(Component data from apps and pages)
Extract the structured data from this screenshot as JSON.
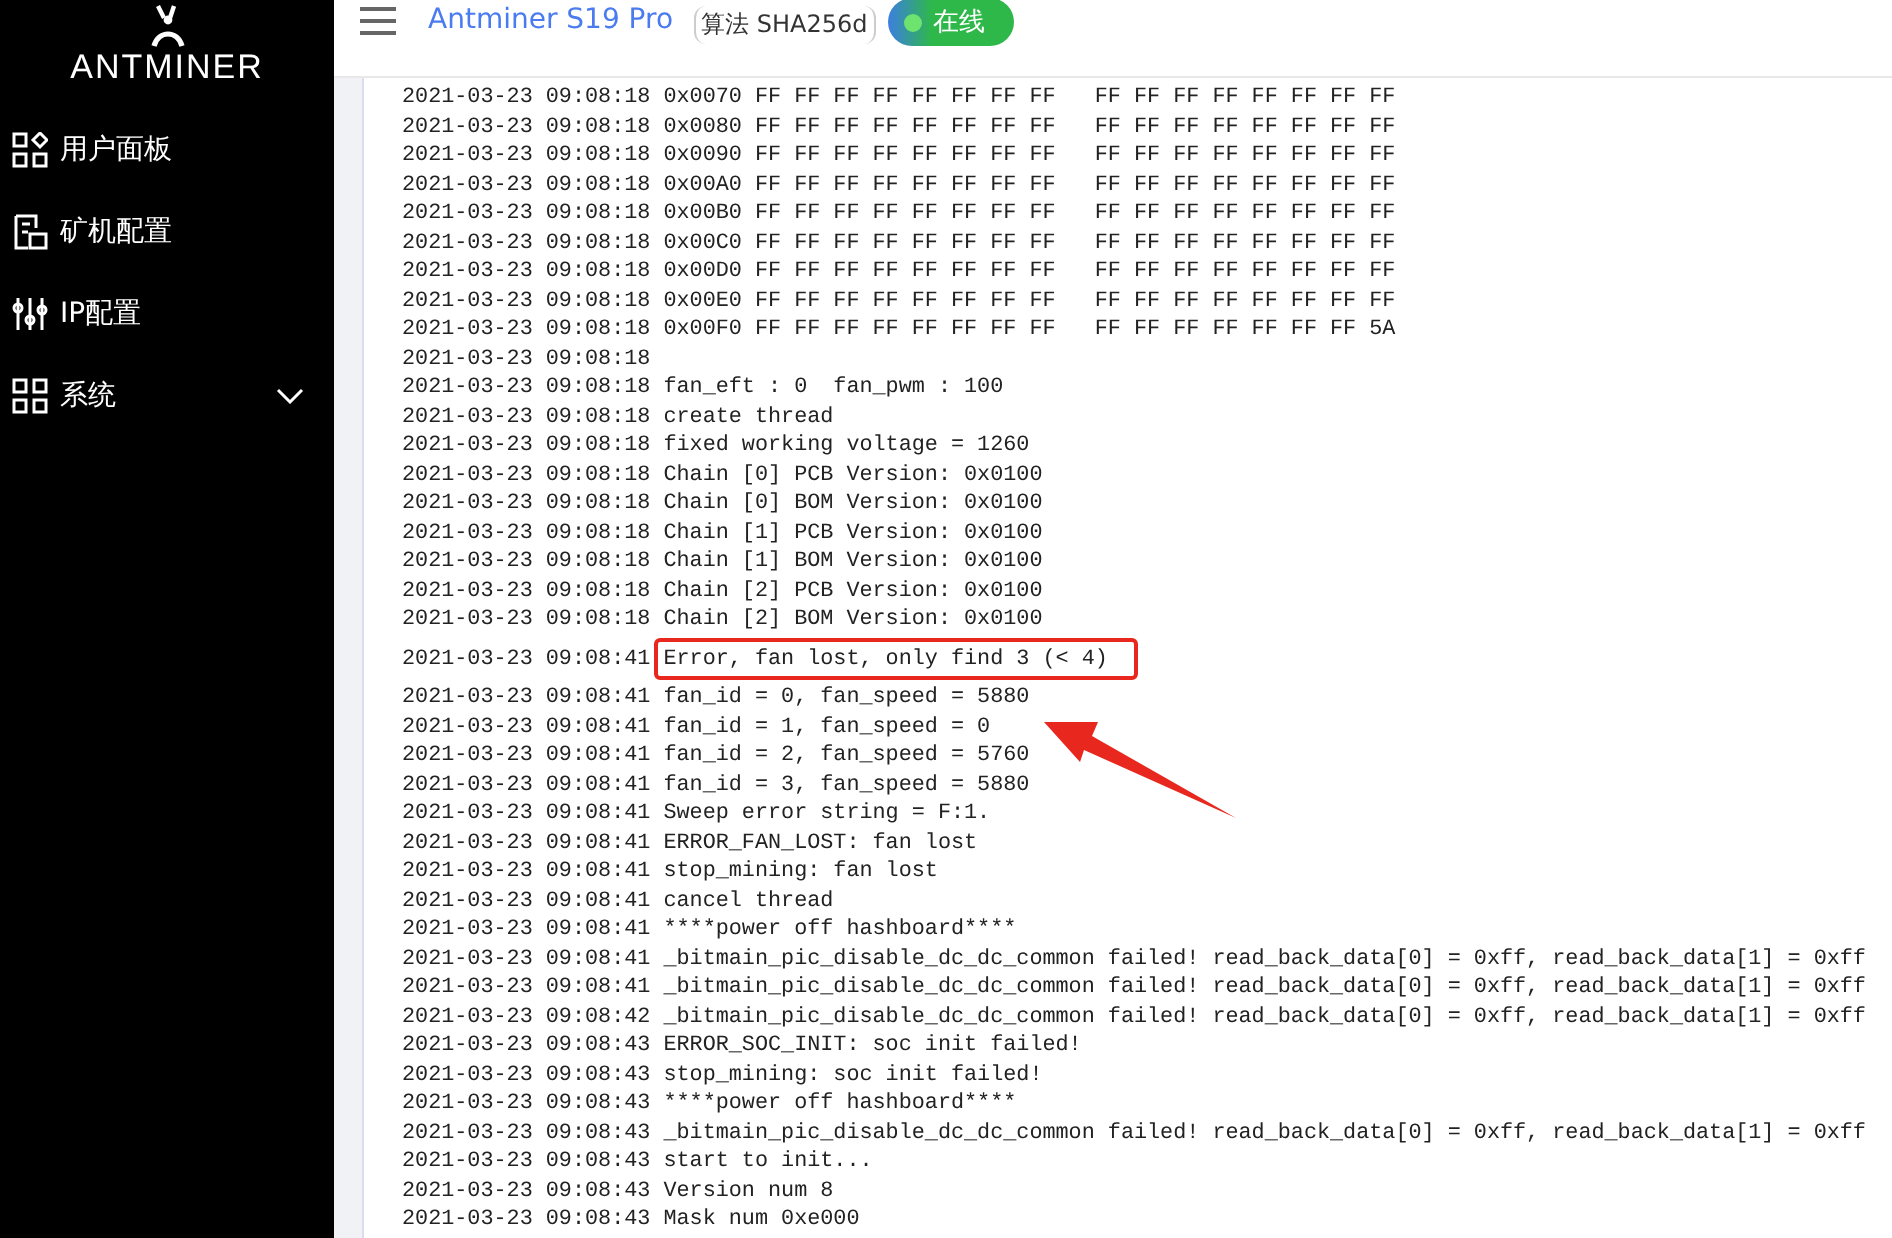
{
  "sidebar": {
    "logo": "ANTMINER",
    "items": [
      {
        "label": "用户面板",
        "kind": "dashboard"
      },
      {
        "label": "矿机配置",
        "kind": "miner"
      },
      {
        "label": "IP配置",
        "kind": "ip"
      },
      {
        "label": "系统",
        "kind": "system",
        "expanded": false
      }
    ]
  },
  "header": {
    "title": "Antminer S19 Pro",
    "algorithm": "算法 SHA256d",
    "status": {
      "label": "在线",
      "online": true
    }
  },
  "log": {
    "lines": [
      {
        "time": "2021-03-23 09:08:18",
        "message": "0x0070 FF FF FF FF FF FF FF FF   FF FF FF FF FF FF FF FF",
        "highlighted": false
      },
      {
        "time": "2021-03-23 09:08:18",
        "message": "0x0080 FF FF FF FF FF FF FF FF   FF FF FF FF FF FF FF FF",
        "highlighted": false
      },
      {
        "time": "2021-03-23 09:08:18",
        "message": "0x0090 FF FF FF FF FF FF FF FF   FF FF FF FF FF FF FF FF",
        "highlighted": false
      },
      {
        "time": "2021-03-23 09:08:18",
        "message": "0x00A0 FF FF FF FF FF FF FF FF   FF FF FF FF FF FF FF FF",
        "highlighted": false
      },
      {
        "time": "2021-03-23 09:08:18",
        "message": "0x00B0 FF FF FF FF FF FF FF FF   FF FF FF FF FF FF FF FF",
        "highlighted": false
      },
      {
        "time": "2021-03-23 09:08:18",
        "message": "0x00C0 FF FF FF FF FF FF FF FF   FF FF FF FF FF FF FF FF",
        "highlighted": false
      },
      {
        "time": "2021-03-23 09:08:18",
        "message": "0x00D0 FF FF FF FF FF FF FF FF   FF FF FF FF FF FF FF FF",
        "highlighted": false
      },
      {
        "time": "2021-03-23 09:08:18",
        "message": "0x00E0 FF FF FF FF FF FF FF FF   FF FF FF FF FF FF FF FF",
        "highlighted": false
      },
      {
        "time": "2021-03-23 09:08:18",
        "message": "0x00F0 FF FF FF FF FF FF FF FF   FF FF FF FF FF FF FF 5A",
        "highlighted": false
      },
      {
        "time": "2021-03-23 09:08:18",
        "highlighted": false
      },
      {
        "time": "2021-03-23 09:08:18",
        "message": "fan_eft : 0  fan_pwm : 100",
        "highlighted": false
      },
      {
        "time": "2021-03-23 09:08:18",
        "message": "create thread",
        "highlighted": false
      },
      {
        "time": "2021-03-23 09:08:18",
        "message": "fixed working voltage = 1260",
        "highlighted": false
      },
      {
        "time": "2021-03-23 09:08:18",
        "message": "Chain [0] PCB Version: 0x0100",
        "highlighted": false
      },
      {
        "time": "2021-03-23 09:08:18",
        "message": "Chain [0] BOM Version: 0x0100",
        "highlighted": false
      },
      {
        "time": "2021-03-23 09:08:18",
        "message": "Chain [1] PCB Version: 0x0100",
        "highlighted": false
      },
      {
        "time": "2021-03-23 09:08:18",
        "message": "Chain [1] BOM Version: 0x0100",
        "highlighted": false
      },
      {
        "time": "2021-03-23 09:08:18",
        "message": "Chain [2] PCB Version: 0x0100",
        "highlighted": false
      },
      {
        "time": "2021-03-23 09:08:18",
        "message": "Chain [2] BOM Version: 0x0100",
        "highlighted": false
      },
      {
        "time": "2021-03-23 09:08:41",
        "message": "Error, fan lost, only find 3 (< 4)",
        "highlighted": true
      },
      {
        "time": "2021-03-23 09:08:41",
        "message": "fan_id = 0, fan_speed = 5880",
        "highlighted": false
      },
      {
        "time": "2021-03-23 09:08:41",
        "message": "fan_id = 1, fan_speed = 0",
        "highlighted": false
      },
      {
        "time": "2021-03-23 09:08:41",
        "message": "fan_id = 2, fan_speed = 5760",
        "highlighted": false
      },
      {
        "time": "2021-03-23 09:08:41",
        "message": "fan_id = 3, fan_speed = 5880",
        "highlighted": false
      },
      {
        "time": "2021-03-23 09:08:41",
        "message": "Sweep error string = F:1.",
        "highlighted": false
      },
      {
        "time": "2021-03-23 09:08:41",
        "message": "ERROR_FAN_LOST: fan lost",
        "highlighted": false
      },
      {
        "time": "2021-03-23 09:08:41",
        "message": "stop_mining: fan lost",
        "highlighted": false
      },
      {
        "time": "2021-03-23 09:08:41",
        "message": "cancel thread",
        "highlighted": false
      },
      {
        "time": "2021-03-23 09:08:41",
        "message": "****power off hashboard****",
        "highlighted": false
      },
      {
        "time": "2021-03-23 09:08:41",
        "message": "_bitmain_pic_disable_dc_dc_common failed! read_back_data[0] = 0xff, read_back_data[1] = 0xff",
        "highlighted": false
      },
      {
        "time": "2021-03-23 09:08:41",
        "message": "_bitmain_pic_disable_dc_dc_common failed! read_back_data[0] = 0xff, read_back_data[1] = 0xff",
        "highlighted": false
      },
      {
        "time": "2021-03-23 09:08:42",
        "message": "_bitmain_pic_disable_dc_dc_common failed! read_back_data[0] = 0xff, read_back_data[1] = 0xff",
        "highlighted": false
      },
      {
        "time": "2021-03-23 09:08:43",
        "message": "ERROR_SOC_INIT: soc init failed!",
        "highlighted": false
      },
      {
        "time": "2021-03-23 09:08:43",
        "message": "stop_mining: soc init failed!",
        "highlighted": false
      },
      {
        "time": "2021-03-23 09:08:43",
        "message": "****power off hashboard****",
        "highlighted": false
      },
      {
        "time": "2021-03-23 09:08:43",
        "message": "_bitmain_pic_disable_dc_dc_common failed! read_back_data[0] = 0xff, read_back_data[1] = 0xff",
        "highlighted": false
      },
      {
        "time": "2021-03-23 09:08:43",
        "message": "start to init...",
        "highlighted": false
      },
      {
        "time": "2021-03-23 09:08:43",
        "message": "Version num 8",
        "highlighted": false
      },
      {
        "time": "2021-03-23 09:08:43",
        "message": "Mask num 0xe000",
        "highlighted": false
      }
    ]
  }
}
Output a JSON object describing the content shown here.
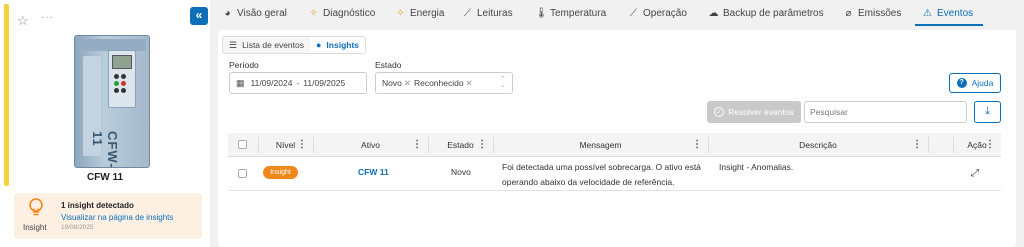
{
  "left_panel": {
    "device_name": "CFW 11",
    "device_brand": "CFW-11",
    "more": "···",
    "insight": {
      "label": "Insight",
      "title": "1 insight detectado",
      "link": "Visualizar na página de insights",
      "date": "19/08/2025"
    }
  },
  "tabs": [
    {
      "label": "Visão geral",
      "icon": "pie-icon"
    },
    {
      "label": "Diagnóstico",
      "icon": "diagnostic-icon"
    },
    {
      "label": "Energia",
      "icon": "energy-icon"
    },
    {
      "label": "Leituras",
      "icon": "chart-icon"
    },
    {
      "label": "Temperatura",
      "icon": "thermometer-icon"
    },
    {
      "label": "Operação",
      "icon": "operation-chart-icon"
    },
    {
      "label": "Backup de parâmetros",
      "icon": "cloud-icon"
    },
    {
      "label": "Emissões",
      "icon": "leaf-icon"
    },
    {
      "label": "Eventos",
      "icon": "warning-icon",
      "active": true
    }
  ],
  "view_toggle": {
    "list_label": "Lista de eventos",
    "insights_label": "Insights",
    "active": "insights"
  },
  "filters": {
    "period_label": "Período",
    "period_start": "11/09/2024",
    "period_sep": "-",
    "period_end": "11/09/2025",
    "state_label": "Estado",
    "state_chips": [
      "Novo",
      "Reconhecido"
    ]
  },
  "toolbar": {
    "help_label": "Ajuda",
    "resolve_label": "Resolver eventos",
    "search_placeholder": "Pesquisar"
  },
  "table": {
    "headers": {
      "level": "Nível",
      "asset": "Ativo",
      "state": "Estado",
      "message": "Mensagem",
      "description": "Descrição",
      "action": "Ação"
    },
    "rows": [
      {
        "level": "Insight",
        "asset": "CFW 11",
        "state": "Novo",
        "message_line1": "Foi detectada uma possível sobrecarga. O ativo está",
        "message_line2": "operando abaixo da velocidade de referência.",
        "description": "Insight - Anomalias."
      }
    ]
  },
  "colors": {
    "accent": "#0d6fb8",
    "insight_badge": "#f0871a",
    "highlight_bar": "#f7d13a",
    "insight_card_bg": "#fdf0e3"
  }
}
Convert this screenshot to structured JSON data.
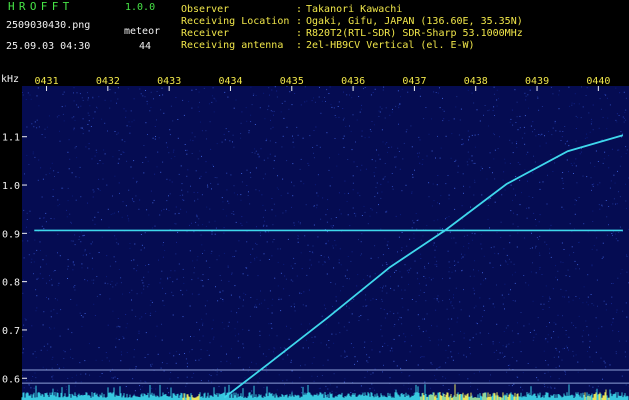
{
  "header": {
    "app_title": "HROFFT",
    "app_version": "1.0.0",
    "filename": "2509030430.png",
    "mode": "meteor",
    "datetime": "25.09.03 04:30",
    "count": "44",
    "meta": [
      {
        "label": "Observer",
        "value": "Takanori Kawachi"
      },
      {
        "label": "Receiving Location",
        "value": "Ogaki, Gifu, JAPAN (136.60E, 35.35N)"
      },
      {
        "label": "Receiver",
        "value": "R820T2(RTL-SDR) SDR-Sharp 53.1000MHz"
      },
      {
        "label": "Receiving antenna",
        "value": "2el-HB9CV Vertical (el. E-W)"
      }
    ]
  },
  "chart_data": {
    "type": "spectrogram",
    "ylabel": "kHz",
    "xlabel": "",
    "title": "",
    "x_ticks": [
      "0431",
      "0432",
      "0433",
      "0434",
      "0435",
      "0436",
      "0437",
      "0438",
      "0439",
      "0440"
    ],
    "x_range": [
      430.6,
      440.5
    ],
    "y_ticks": [
      0.6,
      0.7,
      0.8,
      0.9,
      1.0,
      1.1
    ],
    "y_range": [
      0.555,
      1.205
    ],
    "background_color": "#050c52",
    "signal_color": "#3fd8ec",
    "horizontal_line": {
      "y": 0.906,
      "x_start": 430.8,
      "x_end": 440.4
    },
    "reference_lines": [
      0.617,
      0.59
    ],
    "traces": [
      {
        "points": [
          [
            433.9,
            0.56
          ],
          [
            434.6,
            0.628
          ],
          [
            435.6,
            0.727
          ],
          [
            436.6,
            0.83
          ],
          [
            437.5,
            0.906
          ],
          [
            438.5,
            1.002
          ],
          [
            439.5,
            1.07
          ],
          [
            440.4,
            1.103
          ]
        ]
      }
    ]
  }
}
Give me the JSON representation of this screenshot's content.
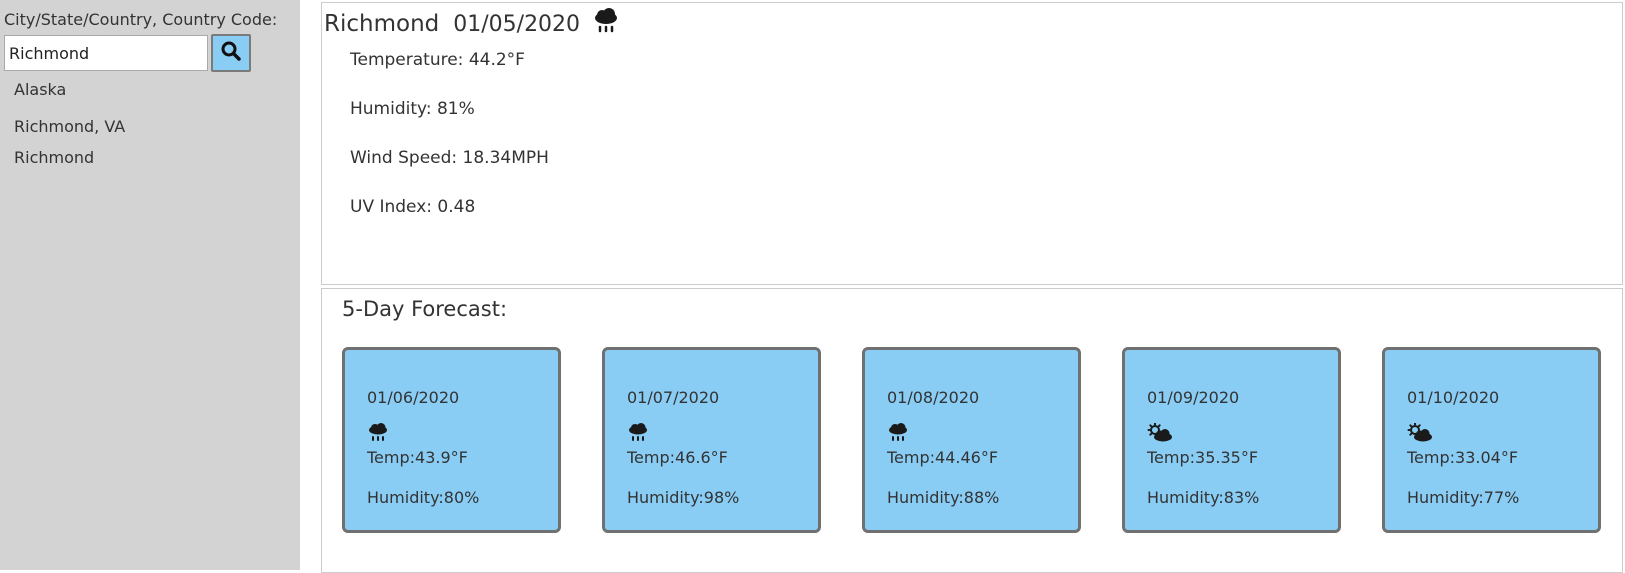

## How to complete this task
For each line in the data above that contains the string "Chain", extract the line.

## Result for this exercise
        "message": "Chain [0] PCB Version: 0x0100",
        "message": "Chain [0] BOM Version: 0x0100",
        "message": "Chain [1] PCB Version: 0x0100",
        "message": "Chain [1] BOM Version: 0x0100",
        "message": "Chain [2] PCB Version: 0x0100",
        "message": "Chain [2] BOM Version: 0x0100",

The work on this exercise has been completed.